Membrane-protein insertion: One helix and one amino acid at a time

Membrane-protein insertion: One helix and one amino acid at a time

Membrane proteins are critical components of all cells, controlling, e.g., signaling, nutrient exchange, and energy production, and are the target of over half of all drugs currently in production.  At an early stage of their synthesis, nearly all membrane proteins are directed to a protein-conducting channel, the SecY/Sec61 complex, which permits access to the membrane via its lateral gate.  By combining molecular dynamics simulations with cryo-electron microscopy data, we recently resolved the first structure of a membrane-protein-insertion intermediate state of SecY bound to a translating ribosome, with a transmembrane (TM) segment...

Date

March 9, 2012 - 10:00am

Location

ES&T Room L1255

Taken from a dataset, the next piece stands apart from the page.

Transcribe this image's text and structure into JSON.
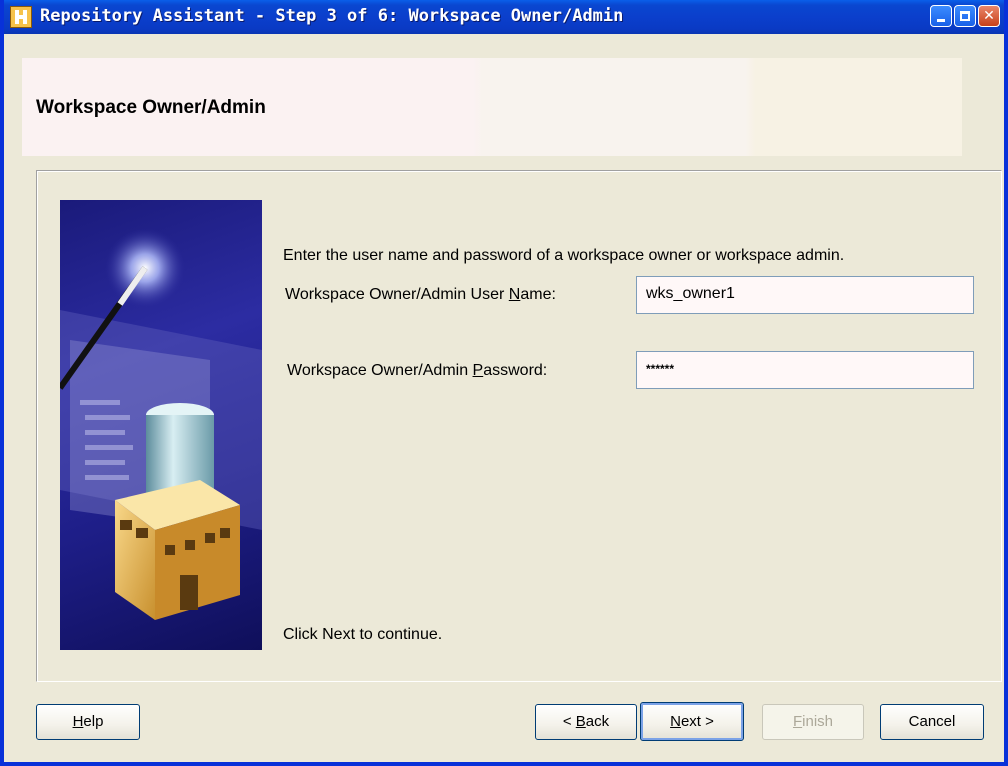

Membrane proteins are critical components of all cells, controlling, e.g., signaling, nutrient exchange, and energy production, and are the target of over half of all drugs currently in production.  At an early stage of their synthesis, nearly all membrane proteins are directed to a protein-conducting channel, the SecY/Sec61 complex, which permits access to the membrane via its lateral gate.  By combining molecular dynamics simulations with cryo-electron microscopy data, we recently resolved the first structure of a membrane-protein-insertion intermediate state of SecY bound to a translating ribosome, with a transmembrane (TM) segment caught at the open gate. Beginning from that state, multi-microsecond simulations of different putative TM segments at the gate have been carried out. The simulations reveal spontaneous motion of the TM segment, either inserting into the membrane or toward the channel interior, depending on its sequence, in agreement with a thermodynamic partitioning proposed previously.  However, attempts to quantify this partitioning led to experiment- and simulation-based scales for the free-energy insertion cost of various amino acids that differ significantly, leaving open the question of the true insertion process.  Now, using novel free-energy calculations and by carefully matching the context of the simulations to experiment, I will demonstrate a significantly improved agreement for multiple membrane-protein-insertion assays.  Thus, it is suggested that the discrimination step between membrane-inserted and secreted states of a nascent protein occurs primarily in the SecY channel.